ACTIVITY:
Copy, from the entries below, each line in which the string "screenshot" appears.

ENTRIES PROVIDED:

::::

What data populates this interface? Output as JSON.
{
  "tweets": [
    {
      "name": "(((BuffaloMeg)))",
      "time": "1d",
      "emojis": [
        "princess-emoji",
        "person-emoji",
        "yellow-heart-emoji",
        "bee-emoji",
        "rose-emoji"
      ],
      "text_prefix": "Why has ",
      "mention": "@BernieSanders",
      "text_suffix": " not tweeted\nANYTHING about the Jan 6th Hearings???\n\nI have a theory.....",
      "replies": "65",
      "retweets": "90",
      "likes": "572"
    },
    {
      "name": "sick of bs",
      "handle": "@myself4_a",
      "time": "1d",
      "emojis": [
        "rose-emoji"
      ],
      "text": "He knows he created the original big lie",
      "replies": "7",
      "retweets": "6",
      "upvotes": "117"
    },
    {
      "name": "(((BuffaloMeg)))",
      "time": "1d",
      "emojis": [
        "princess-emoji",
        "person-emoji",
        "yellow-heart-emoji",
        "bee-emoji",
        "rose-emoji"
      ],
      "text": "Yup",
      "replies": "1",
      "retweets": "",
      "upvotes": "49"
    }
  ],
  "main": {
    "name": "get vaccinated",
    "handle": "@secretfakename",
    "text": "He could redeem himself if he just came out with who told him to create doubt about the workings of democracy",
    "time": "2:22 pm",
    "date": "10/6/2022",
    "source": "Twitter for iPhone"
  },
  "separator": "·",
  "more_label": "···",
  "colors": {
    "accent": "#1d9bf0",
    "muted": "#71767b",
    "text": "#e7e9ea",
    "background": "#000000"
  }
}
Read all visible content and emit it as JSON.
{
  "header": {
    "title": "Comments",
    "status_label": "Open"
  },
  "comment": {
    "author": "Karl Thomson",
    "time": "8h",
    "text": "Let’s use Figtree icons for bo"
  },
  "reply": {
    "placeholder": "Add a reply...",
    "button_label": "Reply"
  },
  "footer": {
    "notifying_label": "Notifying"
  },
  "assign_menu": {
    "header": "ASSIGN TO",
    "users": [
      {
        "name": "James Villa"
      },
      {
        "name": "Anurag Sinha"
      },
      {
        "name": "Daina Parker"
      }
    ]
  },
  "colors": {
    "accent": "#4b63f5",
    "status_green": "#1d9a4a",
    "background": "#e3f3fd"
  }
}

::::

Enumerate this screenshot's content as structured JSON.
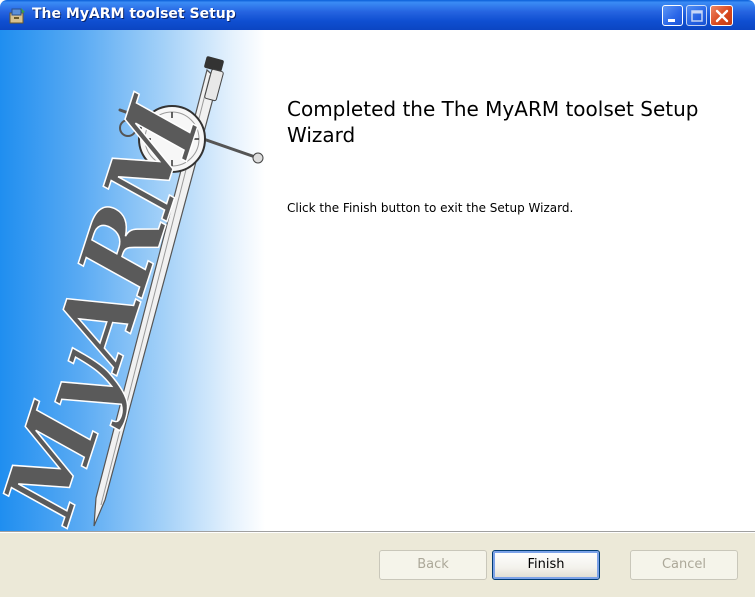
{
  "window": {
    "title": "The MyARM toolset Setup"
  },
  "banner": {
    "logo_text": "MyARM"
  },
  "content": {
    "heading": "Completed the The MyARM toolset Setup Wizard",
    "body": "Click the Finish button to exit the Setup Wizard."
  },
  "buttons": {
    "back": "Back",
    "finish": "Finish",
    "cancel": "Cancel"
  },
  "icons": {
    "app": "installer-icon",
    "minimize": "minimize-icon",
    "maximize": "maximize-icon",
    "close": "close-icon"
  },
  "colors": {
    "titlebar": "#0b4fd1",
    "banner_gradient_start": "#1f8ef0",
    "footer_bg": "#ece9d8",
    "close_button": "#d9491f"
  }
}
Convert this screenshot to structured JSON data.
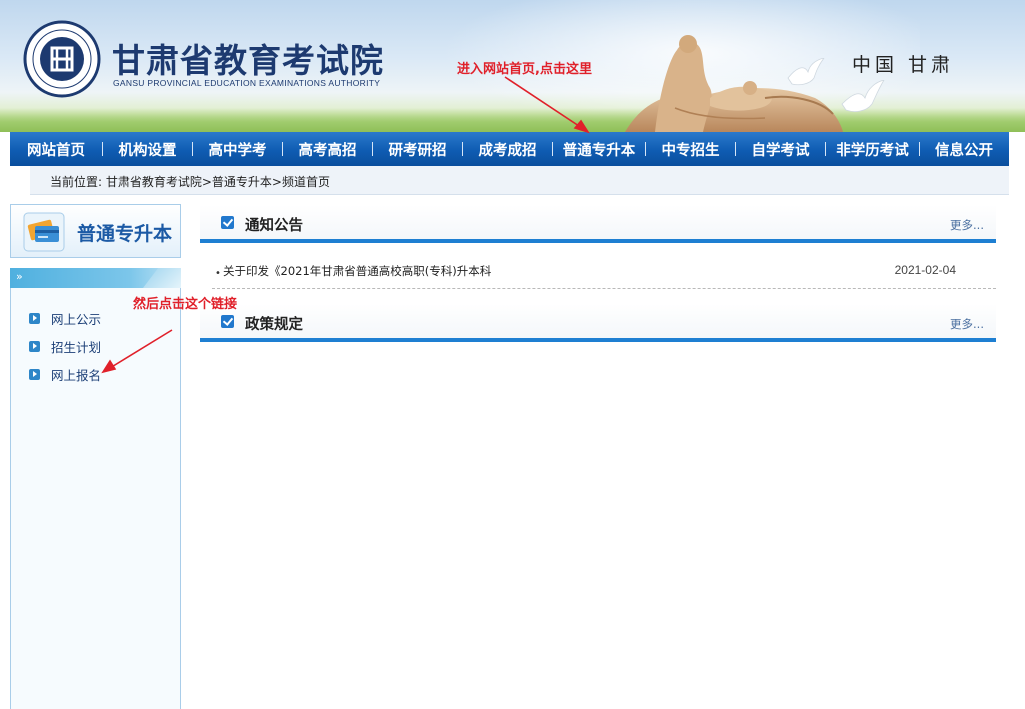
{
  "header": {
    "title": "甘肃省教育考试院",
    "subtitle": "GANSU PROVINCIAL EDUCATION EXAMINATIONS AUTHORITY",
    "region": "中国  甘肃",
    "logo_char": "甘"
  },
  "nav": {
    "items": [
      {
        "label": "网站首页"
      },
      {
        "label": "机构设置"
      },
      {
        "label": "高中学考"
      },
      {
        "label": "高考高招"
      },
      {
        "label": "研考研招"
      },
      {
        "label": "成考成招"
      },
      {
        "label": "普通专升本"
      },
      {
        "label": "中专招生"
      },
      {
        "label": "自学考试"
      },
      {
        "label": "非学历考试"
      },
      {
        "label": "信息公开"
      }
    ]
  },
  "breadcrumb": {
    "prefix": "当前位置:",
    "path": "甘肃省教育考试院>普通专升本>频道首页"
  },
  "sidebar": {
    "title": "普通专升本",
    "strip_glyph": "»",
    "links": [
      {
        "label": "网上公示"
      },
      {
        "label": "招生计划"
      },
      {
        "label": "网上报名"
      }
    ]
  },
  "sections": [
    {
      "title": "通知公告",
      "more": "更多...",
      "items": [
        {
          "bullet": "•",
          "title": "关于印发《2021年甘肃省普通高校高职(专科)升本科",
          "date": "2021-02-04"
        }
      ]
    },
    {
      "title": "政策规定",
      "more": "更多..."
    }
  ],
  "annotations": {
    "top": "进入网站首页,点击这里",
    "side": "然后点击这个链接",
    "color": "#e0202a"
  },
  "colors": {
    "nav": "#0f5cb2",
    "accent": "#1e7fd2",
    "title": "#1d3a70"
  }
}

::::

RESULT OF THIS TASK:
Enumerate this screenshot's content as structured JSON.
Convert this screenshot to structured JSON data.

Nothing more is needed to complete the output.